by Linda G. Rodrigue

untitled

Two recent studies published by the office of the National Coordinator for Health Information Technology (the “ONC”) suggest that the use of electronic health records among physicians and hospitals has greatly increased. The study is based on information collected in calendar year 2013.

According to ONC, approximately 78% of office-based physicians have adopted some form of electronic health record. Almost 50% of these record systems have advanced functionalities. Similarly, ONC reported that almost 60% of hospitals had adopted EHR systems with advance functional capabilities by 2013, a 400% increase since calendar year 2010.

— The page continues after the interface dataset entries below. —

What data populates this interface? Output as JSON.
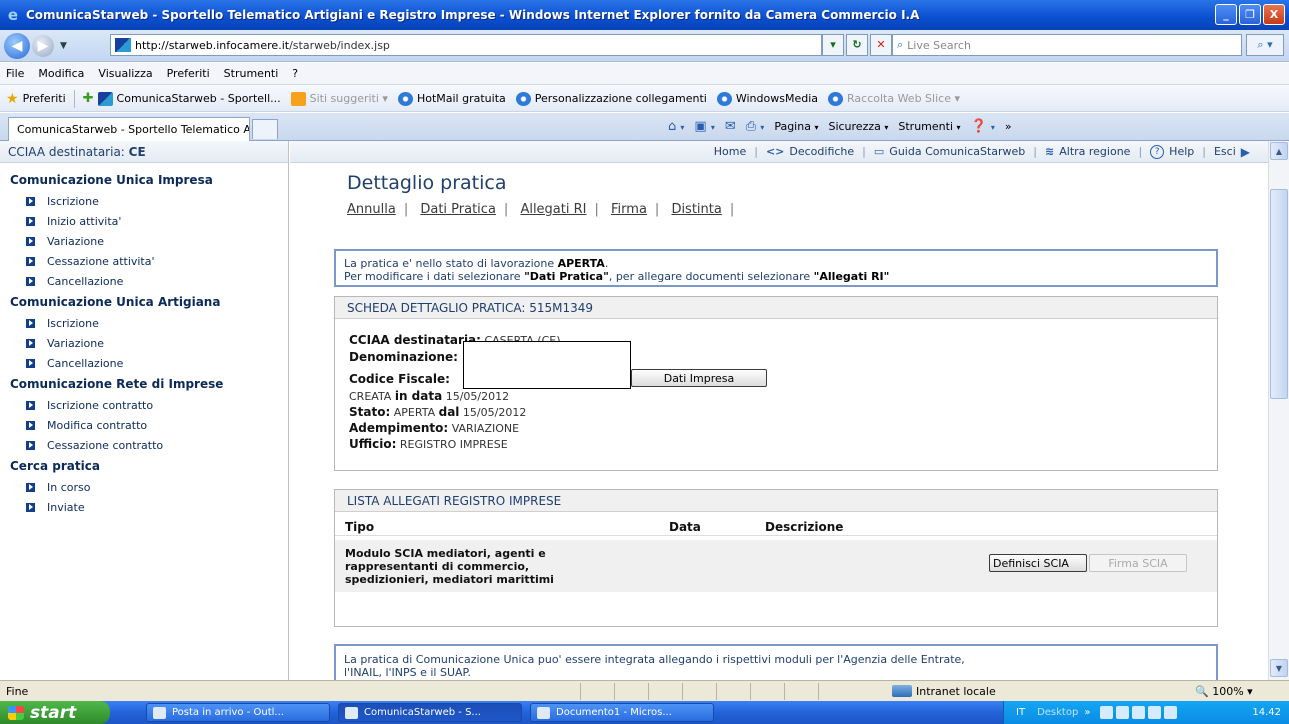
{
  "window": {
    "title": "ComunicaStarweb - Sportello Telematico Artigiani e Registro Imprese - Windows Internet Explorer fornito da Camera Commercio I.A",
    "min": "_",
    "max": "❐",
    "close": "X"
  },
  "address": {
    "url_host": "http://starweb.infocamere.it",
    "url_path": "/starweb/index.jsp",
    "search_placeholder": "Live Search"
  },
  "menu": [
    "File",
    "Modifica",
    "Visualizza",
    "Preferiti",
    "Strumenti",
    "?"
  ],
  "favorites": {
    "label": "Preferiti",
    "items": [
      {
        "label": "ComunicaStarweb - Sportell...",
        "icon": "starweb-icon",
        "muted": false
      },
      {
        "label": "Siti suggeriti ▾",
        "icon": "suggested-sites-icon",
        "muted": true
      },
      {
        "label": "HotMail gratuita",
        "icon": "ie-icon",
        "muted": false
      },
      {
        "label": "Personalizzazione collegamenti",
        "icon": "ie-icon",
        "muted": false
      },
      {
        "label": "WindowsMedia",
        "icon": "ie-icon",
        "muted": false
      },
      {
        "label": "Raccolta Web Slice ▾",
        "icon": "ie-icon",
        "muted": true
      }
    ]
  },
  "tab": {
    "label": "ComunicaStarweb - Sportello Telematico Artigiani e Re..."
  },
  "commandbar": {
    "pagina": "Pagina",
    "sicurezza": "Sicurezza",
    "strumenti": "Strumenti"
  },
  "left": {
    "cciaa_label": "CCIAA destinataria:",
    "cciaa_value": "CE",
    "groups": [
      {
        "title": "Comunicazione Unica Impresa",
        "items": [
          "Iscrizione",
          "Inizio attivita'",
          "Variazione",
          "Cessazione attivita'",
          "Cancellazione"
        ]
      },
      {
        "title": "Comunicazione Unica Artigiana",
        "items": [
          "Iscrizione",
          "Variazione",
          "Cancellazione"
        ]
      },
      {
        "title": "Comunicazione Rete di Imprese",
        "items": [
          "Iscrizione contratto",
          "Modifica contratto",
          "Cessazione contratto"
        ]
      },
      {
        "title": "Cerca pratica",
        "items": [
          "In corso",
          "Inviate"
        ]
      }
    ]
  },
  "toplinks": {
    "home": "Home",
    "decodifiche": "Decodifiche",
    "guida": "Guida ComunicaStarweb",
    "altra": "Altra regione",
    "help": "Help",
    "esci": "Esci"
  },
  "main": {
    "title": "Dettaglio pratica",
    "sublinks": [
      "Annulla",
      "Dati Pratica",
      "Allegati RI",
      "Firma",
      "Distinta"
    ],
    "info_line1_pre": "La pratica e' nello stato di lavorazione ",
    "info_line1_bold": "APERTA",
    "info_line1_post": ".",
    "info_line2_pre": "Per modificare i dati selezionare ",
    "info_line2_b1": "\"Dati Pratica\"",
    "info_line2_mid": ", per allegare documenti selezionare ",
    "info_line2_b2": "\"Allegati RI\"",
    "scheda": {
      "header": "SCHEDA DETTAGLIO PRATICA: 515M1349",
      "cciaa_label": "CCIAA destinataria:",
      "cciaa_value": "CASERTA (CE)",
      "denominazione_label": "Denominazione:",
      "codice_fiscale_label": "Codice Fiscale:",
      "dati_impresa_btn": "Dati Impresa",
      "creata_state": "CREATA",
      "creata_in_data": "in data",
      "creata_date": "15/05/2012",
      "stato_label": "Stato:",
      "stato_value": "APERTA",
      "stato_dal": "dal",
      "stato_date": "15/05/2012",
      "adempimento_label": "Adempimento:",
      "adempimento_value": "VARIAZIONE",
      "ufficio_label": "Ufficio:",
      "ufficio_value": "REGISTRO IMPRESE"
    },
    "lista": {
      "header": "LISTA ALLEGATI REGISTRO IMPRESE",
      "cols": [
        "Tipo",
        "Data",
        "Descrizione"
      ],
      "row_line1": "Modulo SCIA mediatori, agenti e",
      "row_line2": "rappresentanti di commercio,",
      "row_line3": "spedizionieri, mediatori marittimi",
      "btn_definisci": "Definisci SCIA",
      "btn_firma": "Firma SCIA"
    },
    "bottom_line1": "La pratica di Comunicazione Unica puo' essere integrata allegando i rispettivi moduli per l'Agenzia delle Entrate,",
    "bottom_line2": "l'INAIL, l'INPS e il SUAP."
  },
  "status": {
    "text": "Fine",
    "zone": "Intranet locale",
    "zoom": "100%"
  },
  "taskbar": {
    "start": "start",
    "tasks": [
      "Posta in arrivo - Outl...",
      "ComunicaStarweb - S...",
      "Documento1 - Micros..."
    ],
    "lang": "IT",
    "desktop": "Desktop",
    "clock": "14.42"
  }
}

The United States Department of Health and Human Services (“HHS”) believes that these findings are the result of the “meaningful use” program. Meaningful use is a program that incentivizes Medicare payments for using electronic technology in the performance of certain functions (for example, electronic prescribing). Meaningful use has been introduced in stages. Stage 1 involved more “in-house” electronic functionality, while Stage 2 addresses sharing information with other entities. There is still, according to HHS, a great need for improvement in Stage 2 implementation.

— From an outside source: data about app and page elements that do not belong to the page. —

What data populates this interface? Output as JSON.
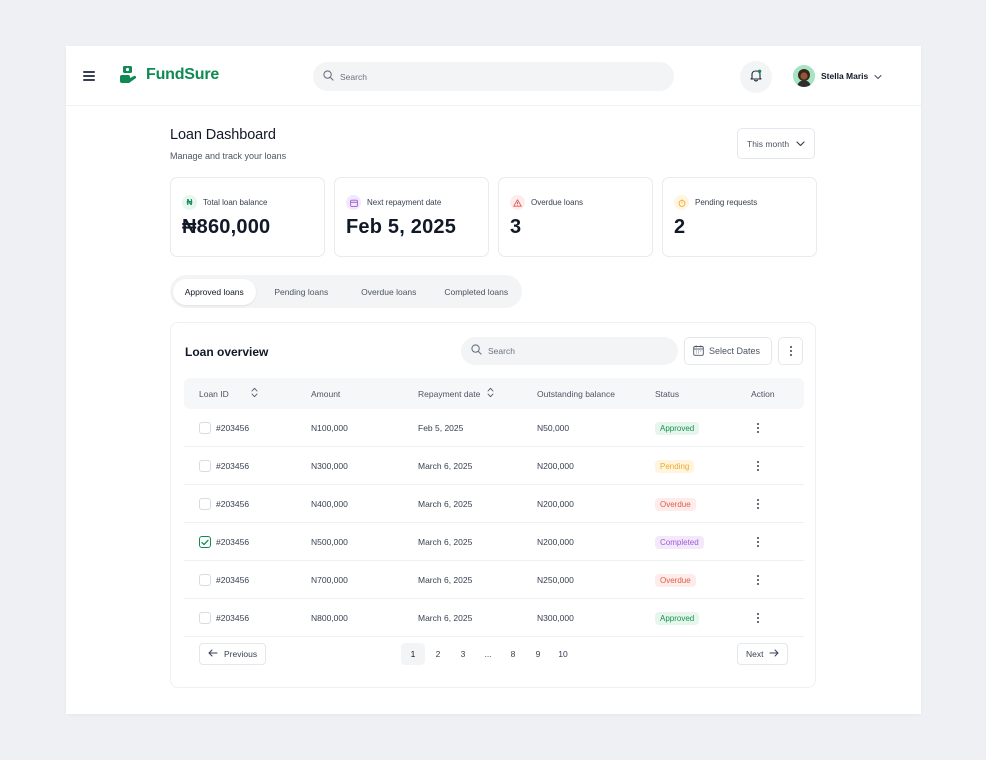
{
  "app": {
    "name": "FundSure"
  },
  "header": {
    "search_placeholder": "Search",
    "user_name": "Stella Maris"
  },
  "page": {
    "title": "Loan Dashboard",
    "subtitle": "Manage and track your loans",
    "period": "This month"
  },
  "cards": [
    {
      "icon_text": "₦",
      "icon": "naira-icon",
      "label": "Total loan balance",
      "value": "₦860,000",
      "tint": "#e7f6ee",
      "ink": "#0f8a52"
    },
    {
      "icon_text": "",
      "icon": "calendar-icon",
      "label": "Next repayment date",
      "value": "Feb 5, 2025",
      "tint": "#f1e8fb",
      "ink": "#9b59d6"
    },
    {
      "icon_text": "",
      "icon": "warning-icon",
      "label": "Overdue loans",
      "value": "3",
      "tint": "#fdecec",
      "ink": "#e25555"
    },
    {
      "icon_text": "",
      "icon": "hourglass-icon",
      "label": "Pending requests",
      "value": "2",
      "tint": "#fff5e0",
      "ink": "#f0a92e"
    }
  ],
  "tabs": [
    {
      "label": "Approved loans",
      "active": true
    },
    {
      "label": "Pending loans",
      "active": false
    },
    {
      "label": "Overdue loans",
      "active": false
    },
    {
      "label": "Completed loans",
      "active": false
    }
  ],
  "panel": {
    "title": "Loan overview",
    "search_placeholder": "Search",
    "select_dates": "Select Dates"
  },
  "table": {
    "columns": [
      "Loan ID",
      "Amount",
      "Repayment date",
      "Outstanding balance",
      "Status",
      "Action"
    ],
    "rows": [
      {
        "id": "#203456",
        "amount": "N100,000",
        "date": "Feb 5, 2025",
        "balance": "N50,000",
        "status": "Approved",
        "checked": false
      },
      {
        "id": "#203456",
        "amount": "N300,000",
        "date": "March 6, 2025",
        "balance": "N200,000",
        "status": "Pending",
        "checked": false
      },
      {
        "id": "#203456",
        "amount": "N400,000",
        "date": "March 6, 2025",
        "balance": "N200,000",
        "status": "Overdue",
        "checked": false
      },
      {
        "id": "#203456",
        "amount": "N500,000",
        "date": "March 6, 2025",
        "balance": "N200,000",
        "status": "Completed",
        "checked": true
      },
      {
        "id": "#203456",
        "amount": "N700,000",
        "date": "March 6, 2025",
        "balance": "N250,000",
        "status": "Overdue",
        "checked": false
      },
      {
        "id": "#203456",
        "amount": "N800,000",
        "date": "March 6, 2025",
        "balance": "N300,000",
        "status": "Approved",
        "checked": false
      }
    ]
  },
  "status_colors": {
    "Approved": {
      "bg": "#e6f6ec",
      "fg": "#15914f"
    },
    "Pending": {
      "bg": "#fff5df",
      "fg": "#f0a92e"
    },
    "Overdue": {
      "bg": "#fdecea",
      "fg": "#e25c4b"
    },
    "Completed": {
      "bg": "#f3e9fb",
      "fg": "#a05ad8"
    }
  },
  "pagination": {
    "previous": "Previous",
    "next": "Next",
    "pages": [
      "1",
      "2",
      "3",
      "...",
      "8",
      "9",
      "10"
    ],
    "current": "1"
  },
  "colors": {
    "brand": "#0f8a52"
  }
}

Karen DeSalvo, M.D., MPH, who heads the ONC, stated recently that HHS continues to focus on the goal of “an interoperable health system that enables nationwide health information exchange.”